Problem statement:
Some lines in the entries contain the word "Sentiment". Copy all of them.
+++ Records for the exercise +++
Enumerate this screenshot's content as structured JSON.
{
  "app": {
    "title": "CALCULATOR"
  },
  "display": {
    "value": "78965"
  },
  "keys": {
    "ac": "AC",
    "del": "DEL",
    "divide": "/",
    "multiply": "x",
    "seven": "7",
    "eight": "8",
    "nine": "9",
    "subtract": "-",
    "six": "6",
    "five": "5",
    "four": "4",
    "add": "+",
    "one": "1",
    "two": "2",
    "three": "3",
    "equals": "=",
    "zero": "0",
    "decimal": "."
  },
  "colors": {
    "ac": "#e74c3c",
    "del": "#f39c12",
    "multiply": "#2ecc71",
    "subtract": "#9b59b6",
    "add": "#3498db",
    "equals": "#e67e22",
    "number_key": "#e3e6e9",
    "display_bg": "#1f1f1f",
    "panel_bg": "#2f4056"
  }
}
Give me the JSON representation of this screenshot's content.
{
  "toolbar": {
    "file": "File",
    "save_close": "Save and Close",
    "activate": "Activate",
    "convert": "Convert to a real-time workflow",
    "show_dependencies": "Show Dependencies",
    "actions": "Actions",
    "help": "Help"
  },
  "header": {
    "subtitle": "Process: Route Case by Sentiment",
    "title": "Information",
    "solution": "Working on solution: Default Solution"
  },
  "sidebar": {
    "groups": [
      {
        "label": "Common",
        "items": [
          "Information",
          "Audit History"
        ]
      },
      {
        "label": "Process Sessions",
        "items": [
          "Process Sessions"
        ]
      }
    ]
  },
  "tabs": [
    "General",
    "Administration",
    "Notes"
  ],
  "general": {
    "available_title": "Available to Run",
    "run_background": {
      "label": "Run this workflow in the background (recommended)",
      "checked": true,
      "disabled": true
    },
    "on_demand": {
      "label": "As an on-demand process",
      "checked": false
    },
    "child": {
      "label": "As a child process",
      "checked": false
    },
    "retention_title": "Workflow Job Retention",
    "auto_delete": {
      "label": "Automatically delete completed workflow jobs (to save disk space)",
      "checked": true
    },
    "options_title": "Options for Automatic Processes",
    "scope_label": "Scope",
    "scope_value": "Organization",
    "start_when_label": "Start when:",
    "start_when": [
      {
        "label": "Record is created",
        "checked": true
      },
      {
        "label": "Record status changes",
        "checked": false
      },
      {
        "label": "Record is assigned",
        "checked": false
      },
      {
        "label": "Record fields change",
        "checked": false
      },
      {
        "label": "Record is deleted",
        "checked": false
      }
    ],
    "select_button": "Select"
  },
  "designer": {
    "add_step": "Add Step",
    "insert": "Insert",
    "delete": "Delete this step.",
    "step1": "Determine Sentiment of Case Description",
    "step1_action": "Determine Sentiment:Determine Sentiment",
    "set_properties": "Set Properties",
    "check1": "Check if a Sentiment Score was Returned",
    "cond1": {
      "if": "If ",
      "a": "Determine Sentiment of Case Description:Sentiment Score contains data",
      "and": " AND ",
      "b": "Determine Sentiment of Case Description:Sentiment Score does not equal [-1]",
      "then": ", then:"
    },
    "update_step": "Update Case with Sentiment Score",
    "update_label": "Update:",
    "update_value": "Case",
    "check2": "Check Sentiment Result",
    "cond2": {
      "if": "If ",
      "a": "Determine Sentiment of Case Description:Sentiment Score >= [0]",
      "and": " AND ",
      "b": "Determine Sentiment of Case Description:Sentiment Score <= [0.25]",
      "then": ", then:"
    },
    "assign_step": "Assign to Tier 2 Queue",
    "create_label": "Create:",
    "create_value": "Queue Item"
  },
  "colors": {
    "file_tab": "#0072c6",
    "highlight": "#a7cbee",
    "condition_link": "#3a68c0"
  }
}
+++
Completed task:
    "subtitle": "Process: Route Case by Sentiment",
    "step1": "Determine Sentiment of Case Description",
    "step1_action": "Determine Sentiment:Determine Sentiment",
    "check1": "Check if a Sentiment Score was Returned",
      "a": "Determine Sentiment of Case Description:Sentiment Score contains data",
      "b": "Determine Sentiment of Case Description:Sentiment Score does not equal [-1]",
    "update_step": "Update Case with Sentiment Score",
    "check2": "Check Sentiment Result",
      "a": "Determine Sentiment of Case Description:Sentiment Score >= [0]",
      "b": "Determine Sentiment of Case Description:Sentiment Score <= [0.25]",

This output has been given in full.